** Opening RECORDS FOR THIS TASK block **

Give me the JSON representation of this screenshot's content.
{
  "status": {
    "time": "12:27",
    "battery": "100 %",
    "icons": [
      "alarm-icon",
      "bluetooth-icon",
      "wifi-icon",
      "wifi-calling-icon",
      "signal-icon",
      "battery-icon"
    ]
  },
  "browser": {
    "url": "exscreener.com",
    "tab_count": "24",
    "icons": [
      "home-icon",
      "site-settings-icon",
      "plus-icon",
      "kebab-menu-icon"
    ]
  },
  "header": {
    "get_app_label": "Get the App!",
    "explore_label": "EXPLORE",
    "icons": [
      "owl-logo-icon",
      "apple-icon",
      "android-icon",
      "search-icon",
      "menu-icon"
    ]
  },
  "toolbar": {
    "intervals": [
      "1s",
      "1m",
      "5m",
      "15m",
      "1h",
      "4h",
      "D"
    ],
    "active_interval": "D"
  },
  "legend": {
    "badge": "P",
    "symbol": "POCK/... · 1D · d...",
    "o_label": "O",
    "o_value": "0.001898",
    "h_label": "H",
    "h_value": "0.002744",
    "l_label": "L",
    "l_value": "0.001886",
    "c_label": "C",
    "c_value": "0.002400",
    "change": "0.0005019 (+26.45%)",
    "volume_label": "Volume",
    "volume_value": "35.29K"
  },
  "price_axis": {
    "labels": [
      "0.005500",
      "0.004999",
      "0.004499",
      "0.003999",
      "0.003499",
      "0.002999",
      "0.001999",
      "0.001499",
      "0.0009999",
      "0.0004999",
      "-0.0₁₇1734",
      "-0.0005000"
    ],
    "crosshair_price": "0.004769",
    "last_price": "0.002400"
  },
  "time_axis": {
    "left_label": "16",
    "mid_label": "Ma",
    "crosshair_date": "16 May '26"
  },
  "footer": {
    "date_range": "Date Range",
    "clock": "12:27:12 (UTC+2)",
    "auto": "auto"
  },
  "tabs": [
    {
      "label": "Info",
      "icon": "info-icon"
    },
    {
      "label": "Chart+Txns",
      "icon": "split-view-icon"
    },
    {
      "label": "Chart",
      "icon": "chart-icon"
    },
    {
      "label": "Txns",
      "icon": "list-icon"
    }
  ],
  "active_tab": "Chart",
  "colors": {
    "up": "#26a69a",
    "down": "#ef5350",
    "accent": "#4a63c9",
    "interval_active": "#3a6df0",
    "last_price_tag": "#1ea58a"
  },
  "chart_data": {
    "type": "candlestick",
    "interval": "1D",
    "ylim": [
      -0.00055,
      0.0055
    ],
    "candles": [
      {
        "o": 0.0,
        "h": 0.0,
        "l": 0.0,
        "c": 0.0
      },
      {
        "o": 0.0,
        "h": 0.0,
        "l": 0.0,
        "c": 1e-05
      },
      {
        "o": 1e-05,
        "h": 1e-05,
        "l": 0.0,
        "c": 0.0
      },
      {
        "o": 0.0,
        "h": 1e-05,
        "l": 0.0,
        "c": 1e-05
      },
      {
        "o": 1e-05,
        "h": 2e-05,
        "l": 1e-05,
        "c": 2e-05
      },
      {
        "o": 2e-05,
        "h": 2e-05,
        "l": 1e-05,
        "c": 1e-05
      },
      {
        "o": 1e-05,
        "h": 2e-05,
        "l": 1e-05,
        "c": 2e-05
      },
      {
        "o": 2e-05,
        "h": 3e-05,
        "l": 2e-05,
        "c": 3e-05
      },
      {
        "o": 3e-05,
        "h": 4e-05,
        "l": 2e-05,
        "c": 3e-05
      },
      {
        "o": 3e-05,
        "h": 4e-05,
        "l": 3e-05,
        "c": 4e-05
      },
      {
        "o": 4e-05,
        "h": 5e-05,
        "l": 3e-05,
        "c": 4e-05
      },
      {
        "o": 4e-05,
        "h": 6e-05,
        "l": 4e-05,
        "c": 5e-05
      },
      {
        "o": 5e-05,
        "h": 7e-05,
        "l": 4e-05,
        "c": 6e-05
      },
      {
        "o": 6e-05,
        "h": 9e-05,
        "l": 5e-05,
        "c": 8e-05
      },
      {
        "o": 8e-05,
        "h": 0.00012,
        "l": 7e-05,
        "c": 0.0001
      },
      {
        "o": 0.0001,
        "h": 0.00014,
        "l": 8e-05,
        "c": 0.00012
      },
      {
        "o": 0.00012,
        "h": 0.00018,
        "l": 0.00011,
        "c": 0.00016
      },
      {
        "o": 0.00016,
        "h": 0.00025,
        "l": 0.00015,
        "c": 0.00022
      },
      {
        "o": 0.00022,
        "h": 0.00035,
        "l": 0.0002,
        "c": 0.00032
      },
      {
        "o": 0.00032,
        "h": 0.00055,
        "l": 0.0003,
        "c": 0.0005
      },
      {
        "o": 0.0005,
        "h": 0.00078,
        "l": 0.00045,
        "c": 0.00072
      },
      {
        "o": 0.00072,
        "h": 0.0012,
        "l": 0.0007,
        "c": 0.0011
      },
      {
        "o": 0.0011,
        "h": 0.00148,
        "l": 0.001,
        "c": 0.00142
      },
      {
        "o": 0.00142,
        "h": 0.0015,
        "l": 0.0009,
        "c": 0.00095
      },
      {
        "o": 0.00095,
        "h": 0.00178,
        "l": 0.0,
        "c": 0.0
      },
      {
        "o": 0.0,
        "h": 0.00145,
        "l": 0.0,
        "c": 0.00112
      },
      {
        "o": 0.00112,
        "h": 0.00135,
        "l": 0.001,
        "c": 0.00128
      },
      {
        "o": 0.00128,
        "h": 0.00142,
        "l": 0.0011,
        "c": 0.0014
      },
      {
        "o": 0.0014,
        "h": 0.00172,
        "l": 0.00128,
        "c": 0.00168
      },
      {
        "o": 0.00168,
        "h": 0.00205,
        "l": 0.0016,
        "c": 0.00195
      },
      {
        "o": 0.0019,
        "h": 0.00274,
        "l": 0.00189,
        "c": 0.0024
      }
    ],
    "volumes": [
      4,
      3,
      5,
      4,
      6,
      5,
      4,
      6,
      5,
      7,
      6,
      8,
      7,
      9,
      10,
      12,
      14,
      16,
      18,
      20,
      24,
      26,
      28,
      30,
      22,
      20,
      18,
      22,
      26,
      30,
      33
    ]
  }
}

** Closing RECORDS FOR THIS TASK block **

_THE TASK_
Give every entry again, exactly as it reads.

_EXERCISE SOLUTION_
Give me the JSON representation of this screenshot's content.
{
  "status": {
    "time": "12:27",
    "battery": "100 %",
    "icons": [
      "alarm-icon",
      "bluetooth-icon",
      "wifi-icon",
      "wifi-calling-icon",
      "signal-icon",
      "battery-icon"
    ]
  },
  "browser": {
    "url": "exscreener.com",
    "tab_count": "24",
    "icons": [
      "home-icon",
      "site-settings-icon",
      "plus-icon",
      "kebab-menu-icon"
    ]
  },
  "header": {
    "get_app_label": "Get the App!",
    "explore_label": "EXPLORE",
    "icons": [
      "owl-logo-icon",
      "apple-icon",
      "android-icon",
      "search-icon",
      "menu-icon"
    ]
  },
  "toolbar": {
    "intervals": [
      "1s",
      "1m",
      "5m",
      "15m",
      "1h",
      "4h",
      "D"
    ],
    "active_interval": "D"
  },
  "legend": {
    "badge": "P",
    "symbol": "POCK/... · 1D · d...",
    "o_label": "O",
    "o_value": "0.001898",
    "h_label": "H",
    "h_value": "0.002744",
    "l_label": "L",
    "l_value": "0.001886",
    "c_label": "C",
    "c_value": "0.002400",
    "change": "0.0005019 (+26.45%)",
    "volume_label": "Volume",
    "volume_value": "35.29K"
  },
  "price_axis": {
    "labels": [
      "0.005500",
      "0.004999",
      "0.004499",
      "0.003999",
      "0.003499",
      "0.002999",
      "0.001999",
      "0.001499",
      "0.0009999",
      "0.0004999",
      "-0.0₁₇1734",
      "-0.0005000"
    ],
    "crosshair_price": "0.004769",
    "last_price": "0.002400"
  },
  "time_axis": {
    "left_label": "16",
    "mid_label": "Ma",
    "crosshair_date": "16 May '26"
  },
  "footer": {
    "date_range": "Date Range",
    "clock": "12:27:12 (UTC+2)",
    "auto": "auto"
  },
  "tabs": [
    {
      "label": "Info",
      "icon": "info-icon"
    },
    {
      "label": "Chart+Txns",
      "icon": "split-view-icon"
    },
    {
      "label": "Chart",
      "icon": "chart-icon"
    },
    {
      "label": "Txns",
      "icon": "list-icon"
    }
  ],
  "active_tab": "Chart",
  "colors": {
    "up": "#26a69a",
    "down": "#ef5350",
    "accent": "#4a63c9",
    "interval_active": "#3a6df0",
    "last_price_tag": "#1ea58a"
  },
  "chart_data": {
    "type": "candlestick",
    "interval": "1D",
    "ylim": [
      -0.00055,
      0.0055
    ],
    "candles": [
      {
        "o": 0.0,
        "h": 0.0,
        "l": 0.0,
        "c": 0.0
      },
      {
        "o": 0.0,
        "h": 0.0,
        "l": 0.0,
        "c": 1e-05
      },
      {
        "o": 1e-05,
        "h": 1e-05,
        "l": 0.0,
        "c": 0.0
      },
      {
        "o": 0.0,
        "h": 1e-05,
        "l": 0.0,
        "c": 1e-05
      },
      {
        "o": 1e-05,
        "h": 2e-05,
        "l": 1e-05,
        "c": 2e-05
      },
      {
        "o": 2e-05,
        "h": 2e-05,
        "l": 1e-05,
        "c": 1e-05
      },
      {
        "o": 1e-05,
        "h": 2e-05,
        "l": 1e-05,
        "c": 2e-05
      },
      {
        "o": 2e-05,
        "h": 3e-05,
        "l": 2e-05,
        "c": 3e-05
      },
      {
        "o": 3e-05,
        "h": 4e-05,
        "l": 2e-05,
        "c": 3e-05
      },
      {
        "o": 3e-05,
        "h": 4e-05,
        "l": 3e-05,
        "c": 4e-05
      },
      {
        "o": 4e-05,
        "h": 5e-05,
        "l": 3e-05,
        "c": 4e-05
      },
      {
        "o": 4e-05,
        "h": 6e-05,
        "l": 4e-05,
        "c": 5e-05
      },
      {
        "o": 5e-05,
        "h": 7e-05,
        "l": 4e-05,
        "c": 6e-05
      },
      {
        "o": 6e-05,
        "h": 9e-05,
        "l": 5e-05,
        "c": 8e-05
      },
      {
        "o": 8e-05,
        "h": 0.00012,
        "l": 7e-05,
        "c": 0.0001
      },
      {
        "o": 0.0001,
        "h": 0.00014,
        "l": 8e-05,
        "c": 0.00012
      },
      {
        "o": 0.00012,
        "h": 0.00018,
        "l": 0.00011,
        "c": 0.00016
      },
      {
        "o": 0.00016,
        "h": 0.00025,
        "l": 0.00015,
        "c": 0.00022
      },
      {
        "o": 0.00022,
        "h": 0.00035,
        "l": 0.0002,
        "c": 0.00032
      },
      {
        "o": 0.00032,
        "h": 0.00055,
        "l": 0.0003,
        "c": 0.0005
      },
      {
        "o": 0.0005,
        "h": 0.00078,
        "l": 0.00045,
        "c": 0.00072
      },
      {
        "o": 0.00072,
        "h": 0.0012,
        "l": 0.0007,
        "c": 0.0011
      },
      {
        "o": 0.0011,
        "h": 0.00148,
        "l": 0.001,
        "c": 0.00142
      },
      {
        "o": 0.00142,
        "h": 0.0015,
        "l": 0.0009,
        "c": 0.00095
      },
      {
        "o": 0.00095,
        "h": 0.00178,
        "l": 0.0,
        "c": 0.0
      },
      {
        "o": 0.0,
        "h": 0.00145,
        "l": 0.0,
        "c": 0.00112
      },
      {
        "o": 0.00112,
        "h": 0.00135,
        "l": 0.001,
        "c": 0.00128
      },
      {
        "o": 0.00128,
        "h": 0.00142,
        "l": 0.0011,
        "c": 0.0014
      },
      {
        "o": 0.0014,
        "h": 0.00172,
        "l": 0.00128,
        "c": 0.00168
      },
      {
        "o": 0.00168,
        "h": 0.00205,
        "l": 0.0016,
        "c": 0.00195
      },
      {
        "o": 0.0019,
        "h": 0.00274,
        "l": 0.00189,
        "c": 0.0024
      }
    ],
    "volumes": [
      4,
      3,
      5,
      4,
      6,
      5,
      4,
      6,
      5,
      7,
      6,
      8,
      7,
      9,
      10,
      12,
      14,
      16,
      18,
      20,
      24,
      26,
      28,
      30,
      22,
      20,
      18,
      22,
      26,
      30,
      33
    ]
  }
}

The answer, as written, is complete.